_REQUIRED ACTION_. Search the listing below for "lupi". Copy each matching line.

_SOURCE INFORMATION_.

:::::

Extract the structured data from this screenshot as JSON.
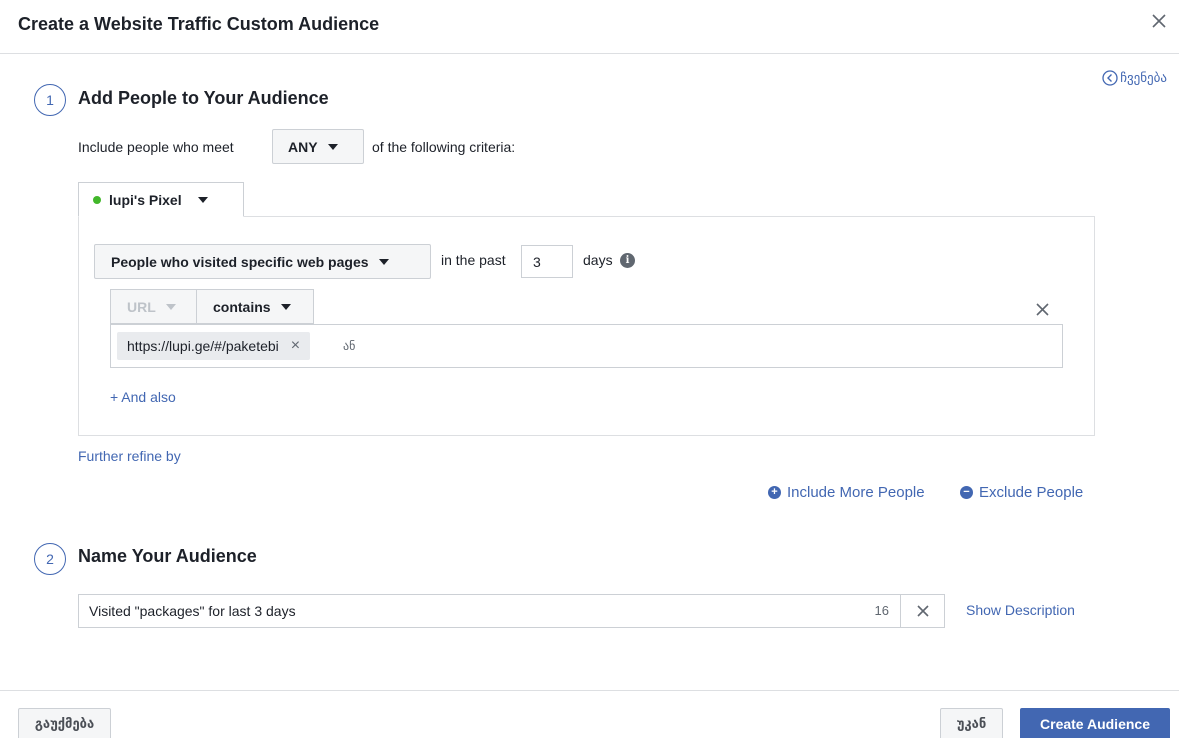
{
  "dialog": {
    "title": "Create a Website Traffic Custom Audience",
    "hide_label": "ჩვენება"
  },
  "step1": {
    "number": "1",
    "title": "Add People to Your Audience",
    "include_prefix": "Include people who meet",
    "match_mode": "ANY",
    "include_suffix": "of the following criteria:",
    "pixel_name": "lupi's Pixel",
    "pixel_status_color": "#42b72a",
    "rule": {
      "type_label": "People who visited specific web pages",
      "in_the_past_label": "in the past",
      "days_value": "3",
      "days_label": "days",
      "field_label": "URL",
      "operator_label": "contains",
      "url_token": "https://lupi.ge/#/paketebi",
      "or_placeholder": "ან"
    },
    "and_also_label": "+ And also",
    "further_refine_label": "Further refine by",
    "include_more_label": "Include More People",
    "exclude_label": "Exclude People"
  },
  "step2": {
    "number": "2",
    "title": "Name Your Audience",
    "name_value": "Visited \"packages\" for last 3 days",
    "char_remaining": "16",
    "show_description_label": "Show Description"
  },
  "footer": {
    "cancel_label": "გაუქმება",
    "back_label": "უკან",
    "create_label": "Create Audience"
  },
  "colors": {
    "accent": "#4267b2",
    "text": "#1d2129",
    "border": "#ccd0d5"
  }
}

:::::

_SOLUTION TO THIS TASK_.
    "pixel_name": "lupi's Pixel",
      "url_token": "https://lupi.ge/#/paketebi",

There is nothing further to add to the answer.